Violence in the Occupied Palestinian Territories has escalated sharply since May 10, when Israel launched an aerial assault on Gaza in response to rocket attacks fired by Palestinian armed groups based in the coastal enclave. Fighting between the Israeli military and Palestinian armed groups, principally Hamas, broke out after weeks of tensions in East Jerusalem, which has been illegally annexed by Israel.
Doctors Without Borders/Médecins Sans Frontières (MSF) project coordinator Aymen al Djaroucha is Palestinian and has lived in Gaza for 20 years. Here he describes what life is like now in the enclave under heavy bombardment.
I experienced the Israeli offensives in 2008 and 2014, but the military operation that we are living through today is a lot tougher and more terrifying than anything we knew previously.
The strikes are constant. Night and day, they never stop. Everything is targeted: roads, houses, apartment blocks, everything. Gaza is only 40 kilometers [about 25 miles] long, so no matter where the bombs fall, we hear the explosions all the time.

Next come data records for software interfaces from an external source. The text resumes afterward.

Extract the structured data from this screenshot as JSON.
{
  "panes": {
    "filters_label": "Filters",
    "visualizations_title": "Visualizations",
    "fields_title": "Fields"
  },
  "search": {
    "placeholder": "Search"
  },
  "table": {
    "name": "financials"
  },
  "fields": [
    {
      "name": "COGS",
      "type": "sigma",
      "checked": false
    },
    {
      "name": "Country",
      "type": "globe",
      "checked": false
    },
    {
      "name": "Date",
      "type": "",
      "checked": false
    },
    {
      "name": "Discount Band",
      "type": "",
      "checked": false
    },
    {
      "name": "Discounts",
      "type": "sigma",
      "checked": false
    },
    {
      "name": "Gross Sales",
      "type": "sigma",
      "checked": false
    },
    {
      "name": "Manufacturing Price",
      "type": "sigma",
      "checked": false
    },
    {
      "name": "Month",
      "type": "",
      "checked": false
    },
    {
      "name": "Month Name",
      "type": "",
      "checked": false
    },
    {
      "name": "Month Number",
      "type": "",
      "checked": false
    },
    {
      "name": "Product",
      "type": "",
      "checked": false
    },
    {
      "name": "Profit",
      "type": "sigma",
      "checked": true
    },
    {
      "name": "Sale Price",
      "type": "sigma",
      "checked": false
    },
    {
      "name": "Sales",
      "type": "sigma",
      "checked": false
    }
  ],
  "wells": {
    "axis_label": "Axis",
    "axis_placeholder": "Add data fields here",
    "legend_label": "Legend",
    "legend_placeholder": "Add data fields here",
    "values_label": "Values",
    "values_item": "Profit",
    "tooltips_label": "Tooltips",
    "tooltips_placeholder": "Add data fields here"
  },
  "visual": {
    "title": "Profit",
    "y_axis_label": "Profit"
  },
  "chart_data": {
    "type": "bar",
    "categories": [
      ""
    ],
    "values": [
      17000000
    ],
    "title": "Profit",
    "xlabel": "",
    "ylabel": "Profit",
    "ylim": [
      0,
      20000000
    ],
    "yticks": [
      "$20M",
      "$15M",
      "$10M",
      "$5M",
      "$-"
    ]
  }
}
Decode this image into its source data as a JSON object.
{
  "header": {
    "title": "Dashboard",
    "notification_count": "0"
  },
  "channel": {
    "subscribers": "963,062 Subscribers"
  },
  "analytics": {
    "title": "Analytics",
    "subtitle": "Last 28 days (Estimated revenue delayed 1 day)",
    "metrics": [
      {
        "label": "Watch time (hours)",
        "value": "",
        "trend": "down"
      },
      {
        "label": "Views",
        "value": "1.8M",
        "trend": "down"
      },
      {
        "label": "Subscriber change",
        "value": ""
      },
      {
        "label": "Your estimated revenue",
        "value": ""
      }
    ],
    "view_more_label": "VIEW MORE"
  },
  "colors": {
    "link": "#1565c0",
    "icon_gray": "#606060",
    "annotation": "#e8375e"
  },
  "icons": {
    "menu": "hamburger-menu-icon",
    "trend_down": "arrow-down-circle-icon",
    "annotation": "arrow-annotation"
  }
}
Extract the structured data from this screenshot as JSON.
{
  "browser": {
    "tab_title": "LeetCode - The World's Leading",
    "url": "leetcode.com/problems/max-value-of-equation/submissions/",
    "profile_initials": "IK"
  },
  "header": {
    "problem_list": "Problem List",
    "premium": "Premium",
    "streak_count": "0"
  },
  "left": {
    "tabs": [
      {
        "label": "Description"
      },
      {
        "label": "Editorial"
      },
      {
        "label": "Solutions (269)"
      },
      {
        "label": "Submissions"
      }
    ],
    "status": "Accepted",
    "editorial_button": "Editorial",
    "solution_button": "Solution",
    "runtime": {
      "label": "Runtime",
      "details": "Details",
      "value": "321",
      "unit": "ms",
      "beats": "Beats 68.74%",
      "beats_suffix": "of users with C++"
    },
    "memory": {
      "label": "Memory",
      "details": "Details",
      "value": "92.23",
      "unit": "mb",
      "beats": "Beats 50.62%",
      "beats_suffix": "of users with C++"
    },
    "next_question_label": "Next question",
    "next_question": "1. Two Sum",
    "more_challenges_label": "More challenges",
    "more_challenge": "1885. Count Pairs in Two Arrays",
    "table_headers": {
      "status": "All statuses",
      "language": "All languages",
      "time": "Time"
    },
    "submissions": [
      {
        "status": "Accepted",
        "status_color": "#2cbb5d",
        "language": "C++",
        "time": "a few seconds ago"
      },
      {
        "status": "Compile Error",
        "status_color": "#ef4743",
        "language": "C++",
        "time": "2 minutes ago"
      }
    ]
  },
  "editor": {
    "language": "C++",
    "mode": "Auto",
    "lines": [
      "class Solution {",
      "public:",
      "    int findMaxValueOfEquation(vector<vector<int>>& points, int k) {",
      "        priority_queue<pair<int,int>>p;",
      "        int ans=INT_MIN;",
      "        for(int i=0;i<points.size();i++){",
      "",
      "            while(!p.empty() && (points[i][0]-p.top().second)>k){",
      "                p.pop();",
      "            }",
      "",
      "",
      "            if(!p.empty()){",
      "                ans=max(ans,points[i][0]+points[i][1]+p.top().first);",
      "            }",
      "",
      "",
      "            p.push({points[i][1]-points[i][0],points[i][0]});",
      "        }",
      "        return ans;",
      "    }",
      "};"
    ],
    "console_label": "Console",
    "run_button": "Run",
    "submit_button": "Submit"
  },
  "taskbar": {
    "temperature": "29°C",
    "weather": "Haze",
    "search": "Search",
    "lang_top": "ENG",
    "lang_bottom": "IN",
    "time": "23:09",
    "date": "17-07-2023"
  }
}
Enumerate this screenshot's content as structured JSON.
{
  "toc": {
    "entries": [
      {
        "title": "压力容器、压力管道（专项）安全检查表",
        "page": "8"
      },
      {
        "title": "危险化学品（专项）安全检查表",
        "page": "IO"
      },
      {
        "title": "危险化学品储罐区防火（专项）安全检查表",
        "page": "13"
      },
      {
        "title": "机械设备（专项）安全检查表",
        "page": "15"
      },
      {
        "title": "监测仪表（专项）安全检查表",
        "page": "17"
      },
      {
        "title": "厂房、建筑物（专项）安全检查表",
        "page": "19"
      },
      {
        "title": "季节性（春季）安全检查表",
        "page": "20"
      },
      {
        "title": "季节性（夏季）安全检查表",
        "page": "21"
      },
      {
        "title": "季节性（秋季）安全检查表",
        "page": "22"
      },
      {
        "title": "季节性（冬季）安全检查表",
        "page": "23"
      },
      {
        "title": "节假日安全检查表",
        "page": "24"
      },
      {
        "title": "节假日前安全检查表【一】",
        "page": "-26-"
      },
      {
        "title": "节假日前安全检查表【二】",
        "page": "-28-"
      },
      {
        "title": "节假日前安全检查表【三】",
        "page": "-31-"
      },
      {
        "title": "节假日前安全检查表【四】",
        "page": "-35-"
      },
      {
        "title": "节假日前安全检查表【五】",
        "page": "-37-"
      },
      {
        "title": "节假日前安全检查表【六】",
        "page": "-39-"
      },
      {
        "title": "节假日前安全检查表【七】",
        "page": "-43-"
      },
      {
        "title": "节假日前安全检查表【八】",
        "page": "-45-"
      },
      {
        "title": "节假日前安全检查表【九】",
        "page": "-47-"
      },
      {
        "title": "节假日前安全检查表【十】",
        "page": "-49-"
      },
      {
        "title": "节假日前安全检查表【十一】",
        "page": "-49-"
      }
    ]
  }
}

The intensity of the bombing and the degree of violence are completely unprecedented. The shells come from everywhere: from the planes in the sky, the tanks on the ground, the boats in the Mediterranean Sea. Night and day, what we are living is terrifying.
The apartment block in Gaza City in which I lived with my wife, my mother, and my children was damaged by an airstrike on Friday. The building’s janitor received a call from the Israelis telling him that all the residents of the building had to evacuate because it would be bombed. Generally, we know that this call comes a few minutes to an hour before the bombs arrive. We ran down the eight stories of stairs with everyone else in less than a minute. I tried to get everyone to a safe place as far away as possible.
I remember hearing my wife say that she did not want to see the destruction of the place where she grew up, where she had all her memories. Just after I heard the explosion and saw the dust, everything was on fire. The building is damaged, many apartments have been destroyed, and I do not know what there is left of ours. Nor do I know if we will be able to return to live there again.
Since then, my family have been living with my mother-in-law and I am sleeping in the MSF office. I work most of the time. I have the impression that I am in a waking nightmare.
Many families living in the east of Gaza have fled towards the west because they fear an Israeli ground invasion. They are trying to find refuge near al-Shifa, the biggest hospital in Gaza, and in the schools run by UNRWA [the United Nations Relief and Works Agency].
I was really shocked by an Israeli attack that took place during the night of May 15 just a few meters away from the MSF office. It caused dozens of deaths. The screams of the men and women in the middle of the night—it was terrifying. Our clinic was also damaged that same night during the Israeli bombing.
The injured have fractures and wounds caused by shrapnel from the bombs and shells. There are a lot of needs now, especially in surgery and intensive care. The patients are women, men, children: no one is spared.
The planned expulsions of Palestinian families from their homes in Sheikh Jarrah in East Jerusalem and then the confrontations in and around al-Aqsa [mosque] set the spark that led to this explosion. I lived through the Second Intifada at the beginning of the 2000s, and today the violence has absolutely no relation to what went on then. There is an overwhelming use of weapons. Nowadays hundreds of rockets are fired into Israel [by Palestinian armed groups], and Gaza has been flattened.
It’s the fate of Gazans. In just a few years we have lived through multiple wars, and we do not know when it’s going to stop, when we will finally be able to live a normal life.
From May 10 to 18, 2021, Israeli airstrikes and shelling have killed 213 people in Gaza, including 61 children, and injured more than 1,400. Over this same period, rockets and missiles fired by Palestinian armed groups have killed 12 people in Israel, including two children.